Hareli Tihar: A Celebration of Life, Community, and the Bounty of the Earth

In the heartlands of Chhattisgarh, there is a time of the year when the fields are painted in vibrant hues of green, golden, and amber. It is a season that brings immense joy and gratitude to the hearts of the people. This auspicious occasion is "Hareli," a festival that celebrates Mother Nature's bountiful harvest and blessings.

The word 'Hareli' comes from 'Haryali' in Hindi which means greenery. The Goddess 'Kutki Dai' is the foremost deity worshiped during this festival for good crops. It is a festival celebrated by the various communities of farmers in the month of Shravan but is of special importance among the Gond tribes. Hareli in Chhattisgarh occurs on the new moon day of the month or the Sravana Amavasya, parallel to July and August. The word "Hareli" itself signifies the arrival of the monsoon season and the lush greenery that it brings. It is a time of rejuvenation and hope, as the fields are ready to yield their precious gifts.

Activities During Hareli Festival:

Gedi Race

The farmers of Chhattisgarh worship the equipment used for farming and cows in the Hareli festival. The theme is mainly nature-centric during the entire celebration. One of the most popular activities during Hareli is the gedi race. Gedi is a simple wooden cart that is used by children in Chhattisgarh during the Hareli festival. The cart is made of two bamboo poles that are tied together with a rope. The poles are then mounted on two wheels, which can be made from anything from old tires to logs. The children of Chhattisgarh love to ride the gedi. They ride it around the fields, and they also take part in gedi races. The bamboo poles represent the new growth that is happening in the fields, and the wheels represent the sun and the moon. The Gedi is a reminder that the new season is a time of renewal and hope.

Beginning Of the Dusshera Festival

Every year, on Hareli Amavasya, the enchanting Pat Jatra commences, signaling the beginning of the respected Bastar Dusshera festival. This 75-day-long celebration, cherished by the tribal communities of the Bastar region, pays homage to the esteemed goddess Danteswari. Pat Jatra, a sacred ritual, idolizes the Sal tree wood, lovingly called 'Thurlu Kotla' or 'Tika pata' in the local dialect. Amidst offerings and traditions, this ceremony honors the profound significance of wood and forests in the lives of tribal people. After worshiping the sal wood, it is used to craft essential tools like hammers. These tools play a role in constructing a chariot, passionately pulled by locals during the 9-day Navratri festivities. The wood is sourced from Machkot or Bilori forest, renowned for its abundant sal trees in the Bastar region. Finally, the wood finds its way to Jagdalpur, where the ritual takes place in front of the esteemed Danteswari temple.

Celebration Of Hareli by Farmers & Their Family

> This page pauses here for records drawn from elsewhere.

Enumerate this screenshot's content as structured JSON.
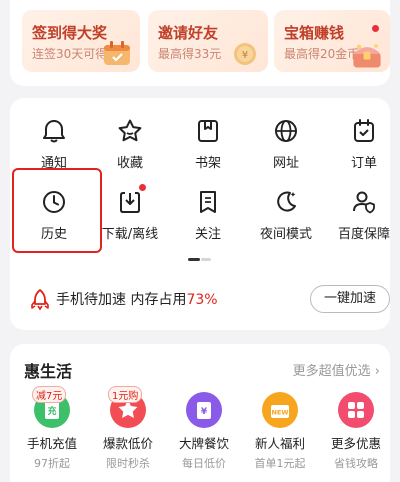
{
  "promos": [
    {
      "title": "签到得大奖",
      "subtitle": "连签30天可得",
      "icon": "calendar-gift-icon"
    },
    {
      "title": "邀请好友",
      "subtitle": "最高得33元",
      "icon": "coin-icon"
    },
    {
      "title": "宝箱赚钱",
      "subtitle": "最高得20金币",
      "icon": "treasure-chest-icon",
      "has_dot": true
    }
  ],
  "tools": [
    {
      "label": "通知",
      "icon": "bell-icon"
    },
    {
      "label": "收藏",
      "icon": "star-icon"
    },
    {
      "label": "书架",
      "icon": "bookshelf-icon"
    },
    {
      "label": "网址",
      "icon": "globe-icon"
    },
    {
      "label": "订单",
      "icon": "order-icon"
    },
    {
      "label": "历史",
      "icon": "clock-icon"
    },
    {
      "label": "下载/离线",
      "icon": "download-icon",
      "has_dot": true
    },
    {
      "label": "关注",
      "icon": "bookmark-icon"
    },
    {
      "label": "夜间模式",
      "icon": "moon-icon"
    },
    {
      "label": "百度保障",
      "icon": "shield-user-icon"
    }
  ],
  "speed": {
    "text": "手机待加速 内存占用",
    "percent": "73%",
    "button": "一键加速",
    "icon": "rocket-icon"
  },
  "life": {
    "title": "惠生活",
    "more": "更多超值优选 ›",
    "services": [
      {
        "name": "手机充值",
        "sub": "97折起",
        "tag": "减7元",
        "icon": "recharge-icon",
        "color": "#3cc06a"
      },
      {
        "name": "爆款低价",
        "sub": "限时秒杀",
        "tag": "1元购",
        "icon": "star-deal-icon",
        "color": "#f24d55"
      },
      {
        "name": "大牌餐饮",
        "sub": "每日低价",
        "tag": "",
        "icon": "coupon-icon",
        "color": "#8a5ae8"
      },
      {
        "name": "新人福利",
        "sub": "首单1元起",
        "tag": "",
        "icon": "new-gift-icon",
        "color": "#f7a51f"
      },
      {
        "name": "更多优惠",
        "sub": "省钱攻略",
        "tag": "",
        "icon": "grid-icon",
        "color": "#f24d6e"
      }
    ]
  },
  "colors": {
    "accent_red": "#e0241b",
    "highlight_border": "#e0241b"
  }
}
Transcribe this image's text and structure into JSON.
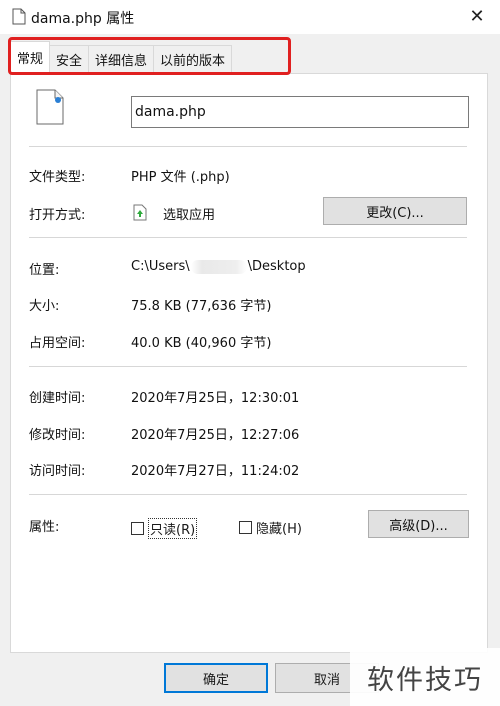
{
  "window": {
    "title": "dama.php 属性",
    "close_glyph": "✕"
  },
  "tabs": [
    {
      "label": "常规",
      "active": true
    },
    {
      "label": "安全",
      "active": false
    },
    {
      "label": "详细信息",
      "active": false
    },
    {
      "label": "以前的版本",
      "active": false
    }
  ],
  "file": {
    "name": "dama.php"
  },
  "fields": {
    "type_label": "文件类型:",
    "type_value": "PHP 文件 (.php)",
    "open_label": "打开方式:",
    "open_value": "选取应用",
    "change_button": "更改(C)...",
    "location_label": "位置:",
    "location_prefix": "C:\\Users\\",
    "location_suffix": "\\Desktop",
    "size_label": "大小:",
    "size_value": "75.8 KB (77,636 字节)",
    "disk_label": "占用空间:",
    "disk_value": "40.0 KB (40,960 字节)",
    "created_label": "创建时间:",
    "created_value": "2020年7月25日，12:30:01",
    "modified_label": "修改时间:",
    "modified_value": "2020年7月25日，12:27:06",
    "accessed_label": "访问时间:",
    "accessed_value": "2020年7月27日，11:24:02",
    "attr_label": "属性:",
    "readonly_label": "只读(R)",
    "hidden_label": "隐藏(H)",
    "advanced_button": "高级(D)..."
  },
  "buttons": {
    "ok": "确定",
    "cancel": "取消"
  },
  "watermark": "软件技巧",
  "colors": {
    "highlight": "#e02020",
    "focus_blue": "#0078d7"
  }
}
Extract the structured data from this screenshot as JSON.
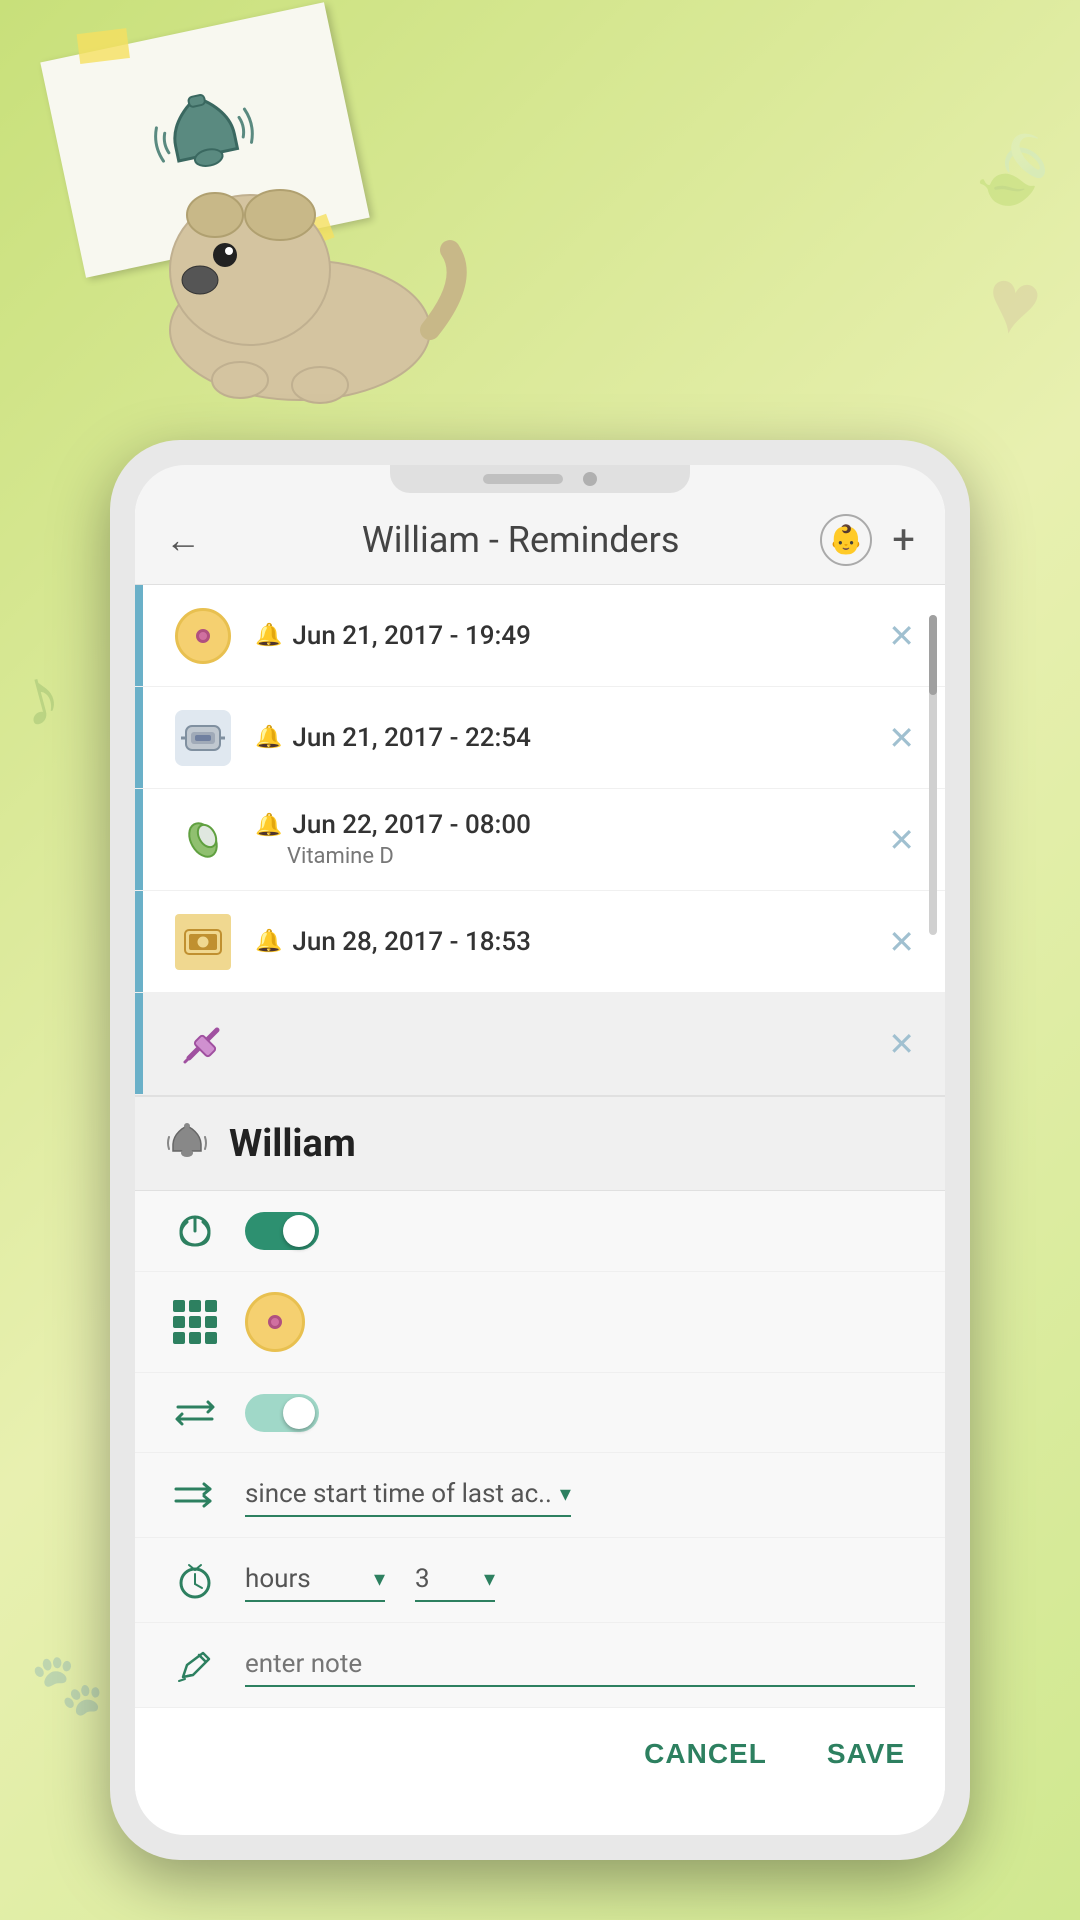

As the festival approaches, the air becomes filled with anticipation and excitement. The women of the households diligently prepare for the festivities, adorning the entrance of their homes with colorful rangoli designs and beautiful patterns made of rice flour. The vibrant hues and intricate themes reflect the joy and gratitude that fills their hearts. The villages come alive with music, dance, and laughter. People gather together, dressed in their traditional attire, to participate in various cultural activities and rituals. The beating of drums and the melodious tunes of folk songs fill the air, creating an atmosphere of celebration and unity.

Farmers, along with their families, visit temples and offer special prayers, seeking blessings for the well-being of their crops and livestock. The entire community comes together to seek divine intervention and express their gratitude for the abundance bestowed upon them. Community spirit shines brightly during this period, as people exchange gifts, sweets, and traditional delicacies with each other. The essence of Hareli lies in fostering unity, compassion, and a sense of belonging among the community members.

The emotional significance of Hareli is deeply rooted in the hearts of the people. It is a time when the hard work and perseverance of farmers are acknowledged and honored. It is a time to express gratitude for the abundance that nature provides.

As the festival draws to a close, the memories and emotions of Hareli linger in the hearts of the people. The vibrant colors, joyful laughter, and sense of community leave an indelible mark on their souls. Hareli serves as a reminder to cherish and respect the blessings of nature, and to nurture the bonds that bind us all. As we embrace the spirit of Hareli, let us be reminded of the importance of sustainable practices, community spirit, and the precious gifts that Mother Nature bestows upon us.

May the festival of Hareli bring happiness, abundance, and a renewed sense of appreciation for the blessings of life.